Hong Kong (CNN) – Global economic uncertainty is bringing some good news for U.S. exporters, as traders in Latin America have seen a reduction in buys from China in favor of closer-to-home suppliers.
“There are signals of an economic slowdown,” Mario Nigrinis, Principal Economist at BBVA Bank Hong Kong told CNN, “we expect a slight deceleration.”
Mexico, the largest Latin American importers of Chinese goods with US$46 billion in 2010, has seen purchase growth rates diminish, from 20.5% year-on-year in the first half of 2011, to 18.5% in the third quarter, to 13% in August, according to data compiled by BBVA.
Brazil followed a similar path, with growth rates contracting from 37% in the first half of this year to 26% in the third quarter.
A Guangzhou-based businesswoman saw a decline in her trade from China this year. “We see a 20% reduction,” Angélica Villegas Botero, Managing Director of Investment Logistics Company, told CNN.
Villegas compared her usual 150 containers a year, with an estimated 130 for 2011.
Her core business is exporting shoes and apparel from Asia, mainly China, to her native Colombia. She also has operations throughout Latin America, from Mexico to Argentina.
A Latin American shipper is seeing a similar drop. “We usually expect increased Christmas shipments around mid-July,” Sebastián Santa Cruz, Director of the Chilean shipping company CCNI-Agunsa in Hong Kong, said.
While containers cross the Pacific from Chile laden with copper to meet burgeoning Chinese demand, they will more likely return empty when once had textiles, footwear and consumer electronics.
But this year’s peak shipping season from Asia to Latin America was only an unfulfilled promise. “We’ve seen our business decline,” Santa Cruz said.
Over half of CCNI-Agunsa’s business is shipping copper from the world’s largest exporter, Chile, to China. While the reference price for this metal slid around 20% since the beginning of the year, the shipper still sees growth.
Why? It appears Latin America is re-aiming north.
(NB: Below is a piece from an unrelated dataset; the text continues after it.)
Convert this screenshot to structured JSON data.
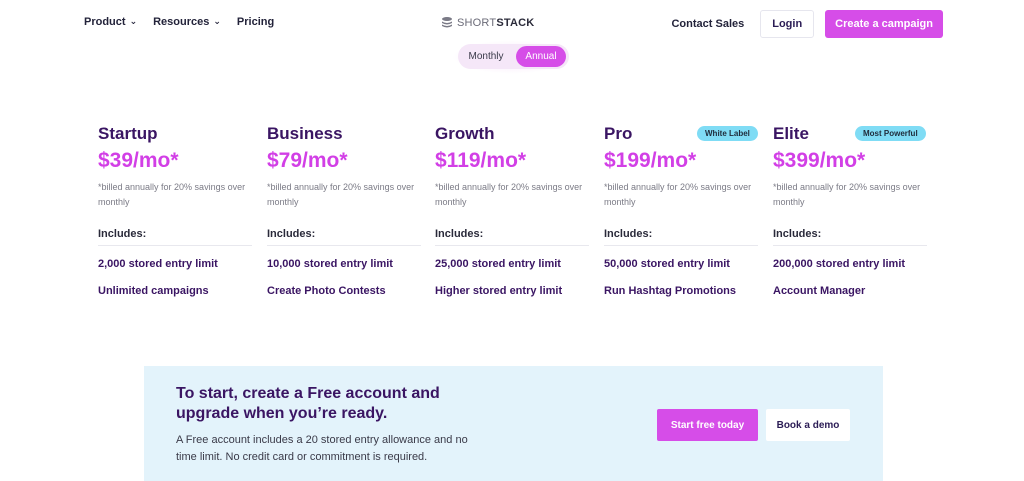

“I believe that the ups and downs in the economy, like the European debt crisis and weak demand in the U.S. have hit investors, importers,” Santa Cruz told CNN. “They are taking less risk, not increasing inventories [in Latin America] and just-in-time supplies become more relevant.”
Villegas agreed. Many of her clients preferred to pay for small air shipments delivered in a few days only, instead of going through the months-long process of procuring, shipping and processing full container loads from China.
When purchases have to be fast and low-risk, closer suppliers become more relevant.
Villegas said the U.S., Brazil and Mexico are stepping in to supply Latin American retailers during this slowdown in purchases from China.
So this year’s Christmas gifts in the region may, after a long break, be made in the U.S. again.